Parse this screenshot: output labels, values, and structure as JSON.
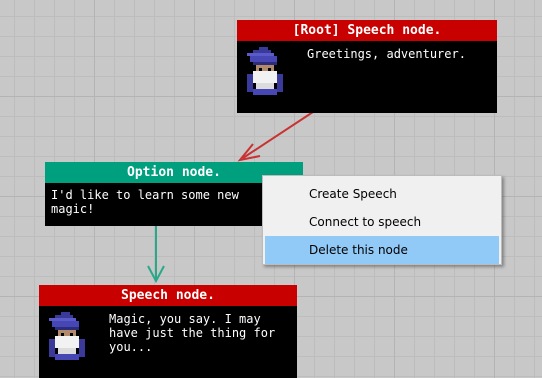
{
  "nodes": {
    "root": {
      "title": "[Root] Speech node.",
      "text": "Greetings, adventurer.",
      "portrait": "wizard-portrait-icon"
    },
    "option": {
      "title": "Option node.",
      "text": "I'd like to learn some new\nmagic!"
    },
    "speech2": {
      "title": "Speech node.",
      "text": "Magic, you say. I may\nhave just the thing for\nyou...",
      "portrait": "wizard-portrait-icon"
    }
  },
  "context_menu": {
    "items": [
      {
        "label": "Create Speech",
        "selected": false
      },
      {
        "label": "Connect to speech",
        "selected": false
      },
      {
        "label": "Delete this node",
        "selected": true
      }
    ]
  },
  "colors": {
    "speech_header": "#c80000",
    "option_header": "#00a07e",
    "link_speech_to_option": "#c83232",
    "link_option_to_speech": "#2aa88a",
    "menu_highlight": "#91c9f7",
    "grid_background": "#c8c8c8"
  }
}
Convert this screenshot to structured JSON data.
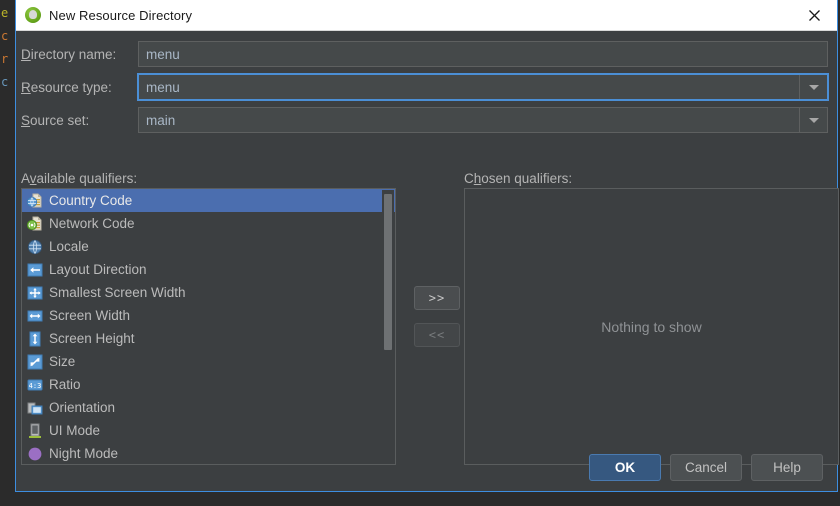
{
  "background_editor": {
    "name": "ide-editor-behind-dialog",
    "gutter_chars": [
      {
        "char": "e",
        "color": "#bbb529"
      },
      {
        "char": "c",
        "color": "#cc7832"
      },
      {
        "char": "r",
        "color": "#cc7832"
      },
      {
        "char": "c",
        "color": "#6897bb"
      }
    ],
    "background_color": "#2b2b2b"
  },
  "dialog": {
    "title": "New Resource Directory",
    "app_icon": "android-studio-icon",
    "close_icon": "close-icon",
    "border_color": "#3d8ee0",
    "titlebar_background": "#ffffff",
    "body_background": "#3c3f41"
  },
  "form": {
    "fields": [
      {
        "name": "directory-name",
        "label_prefix": "",
        "label_mnemonic": "D",
        "label_suffix": "irectory name:",
        "value": "menu",
        "type": "text",
        "focused": false,
        "has_dropdown": false
      },
      {
        "name": "resource-type",
        "label_prefix": "",
        "label_mnemonic": "R",
        "label_suffix": "esource type:",
        "value": "menu",
        "type": "combobox",
        "focused": true,
        "has_dropdown": true
      },
      {
        "name": "source-set",
        "label_prefix": "",
        "label_mnemonic": "S",
        "label_suffix": "ource set:",
        "value": "main",
        "type": "combobox",
        "focused": false,
        "has_dropdown": true
      }
    ]
  },
  "available": {
    "caption_prefix": "A",
    "caption_mnemonic": "v",
    "caption_suffix": "ailable qualifiers:",
    "selected_index": 0,
    "selection_color": "#4b6eaf",
    "items": [
      {
        "label": "Country Code",
        "icon": "country-code-icon"
      },
      {
        "label": "Network Code",
        "icon": "network-code-icon"
      },
      {
        "label": "Locale",
        "icon": "locale-globe-icon"
      },
      {
        "label": "Layout Direction",
        "icon": "layout-direction-icon"
      },
      {
        "label": "Smallest Screen Width",
        "icon": "smallest-screen-width-icon"
      },
      {
        "label": "Screen Width",
        "icon": "screen-width-icon"
      },
      {
        "label": "Screen Height",
        "icon": "screen-height-icon"
      },
      {
        "label": "Size",
        "icon": "size-icon"
      },
      {
        "label": "Ratio",
        "icon": "ratio-icon"
      },
      {
        "label": "Orientation",
        "icon": "orientation-icon"
      },
      {
        "label": "UI Mode",
        "icon": "ui-mode-icon"
      },
      {
        "label": "Night Mode",
        "icon": "night-mode-icon"
      }
    ]
  },
  "transfer": {
    "add_label": ">>",
    "remove_label": "<<",
    "add_enabled": true,
    "remove_enabled": false
  },
  "chosen": {
    "caption_prefix": "C",
    "caption_mnemonic": "h",
    "caption_suffix": "osen qualifiers:",
    "empty_text": "Nothing to show"
  },
  "footer": {
    "ok_label": "OK",
    "cancel_label": "Cancel",
    "help_label": "Help",
    "default_button_color": "#365880"
  }
}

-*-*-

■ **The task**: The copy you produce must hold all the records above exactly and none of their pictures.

■ **Answer to the problem**:
Parse this screenshot: output labels, values, and structure as JSON.
{
  "nodes": {
    "root": {
      "title": "[Root] Speech node.",
      "text": "Greetings, adventurer.",
      "portrait": "wizard-portrait-icon"
    },
    "option": {
      "title": "Option node.",
      "text": "I'd like to learn some new\nmagic!"
    },
    "speech2": {
      "title": "Speech node.",
      "text": "Magic, you say. I may\nhave just the thing for\nyou...",
      "portrait": "wizard-portrait-icon"
    }
  },
  "context_menu": {
    "items": [
      {
        "label": "Create Speech",
        "selected": false
      },
      {
        "label": "Connect to speech",
        "selected": false
      },
      {
        "label": "Delete this node",
        "selected": true
      }
    ]
  },
  "colors": {
    "speech_header": "#c80000",
    "option_header": "#00a07e",
    "link_speech_to_option": "#c83232",
    "link_option_to_speech": "#2aa88a",
    "menu_highlight": "#91c9f7",
    "grid_background": "#c8c8c8"
  }
}
Convert this screenshot to structured JSON data.
{
  "background_editor": {
    "name": "ide-editor-behind-dialog",
    "gutter_chars": [
      {
        "char": "e",
        "color": "#bbb529"
      },
      {
        "char": "c",
        "color": "#cc7832"
      },
      {
        "char": "r",
        "color": "#cc7832"
      },
      {
        "char": "c",
        "color": "#6897bb"
      }
    ],
    "background_color": "#2b2b2b"
  },
  "dialog": {
    "title": "New Resource Directory",
    "app_icon": "android-studio-icon",
    "close_icon": "close-icon",
    "border_color": "#3d8ee0",
    "titlebar_background": "#ffffff",
    "body_background": "#3c3f41"
  },
  "form": {
    "fields": [
      {
        "name": "directory-name",
        "label_prefix": "",
        "label_mnemonic": "D",
        "label_suffix": "irectory name:",
        "value": "menu",
        "type": "text",
        "focused": false,
        "has_dropdown": false
      },
      {
        "name": "resource-type",
        "label_prefix": "",
        "label_mnemonic": "R",
        "label_suffix": "esource type:",
        "value": "menu",
        "type": "combobox",
        "focused": true,
        "has_dropdown": true
      },
      {
        "name": "source-set",
        "label_prefix": "",
        "label_mnemonic": "S",
        "label_suffix": "ource set:",
        "value": "main",
        "type": "combobox",
        "focused": false,
        "has_dropdown": true
      }
    ]
  },
  "available": {
    "caption_prefix": "A",
    "caption_mnemonic": "v",
    "caption_suffix": "ailable qualifiers:",
    "selected_index": 0,
    "selection_color": "#4b6eaf",
    "items": [
      {
        "label": "Country Code",
        "icon": "country-code-icon"
      },
      {
        "label": "Network Code",
        "icon": "network-code-icon"
      },
      {
        "label": "Locale",
        "icon": "locale-globe-icon"
      },
      {
        "label": "Layout Direction",
        "icon": "layout-direction-icon"
      },
      {
        "label": "Smallest Screen Width",
        "icon": "smallest-screen-width-icon"
      },
      {
        "label": "Screen Width",
        "icon": "screen-width-icon"
      },
      {
        "label": "Screen Height",
        "icon": "screen-height-icon"
      },
      {
        "label": "Size",
        "icon": "size-icon"
      },
      {
        "label": "Ratio",
        "icon": "ratio-icon"
      },
      {
        "label": "Orientation",
        "icon": "orientation-icon"
      },
      {
        "label": "UI Mode",
        "icon": "ui-mode-icon"
      },
      {
        "label": "Night Mode",
        "icon": "night-mode-icon"
      }
    ]
  },
  "transfer": {
    "add_label": ">>",
    "remove_label": "<<",
    "add_enabled": true,
    "remove_enabled": false
  },
  "chosen": {
    "caption_prefix": "C",
    "caption_mnemonic": "h",
    "caption_suffix": "osen qualifiers:",
    "empty_text": "Nothing to show"
  },
  "footer": {
    "ok_label": "OK",
    "cancel_label": "Cancel",
    "help_label": "Help",
    "default_button_color": "#365880"
  }
}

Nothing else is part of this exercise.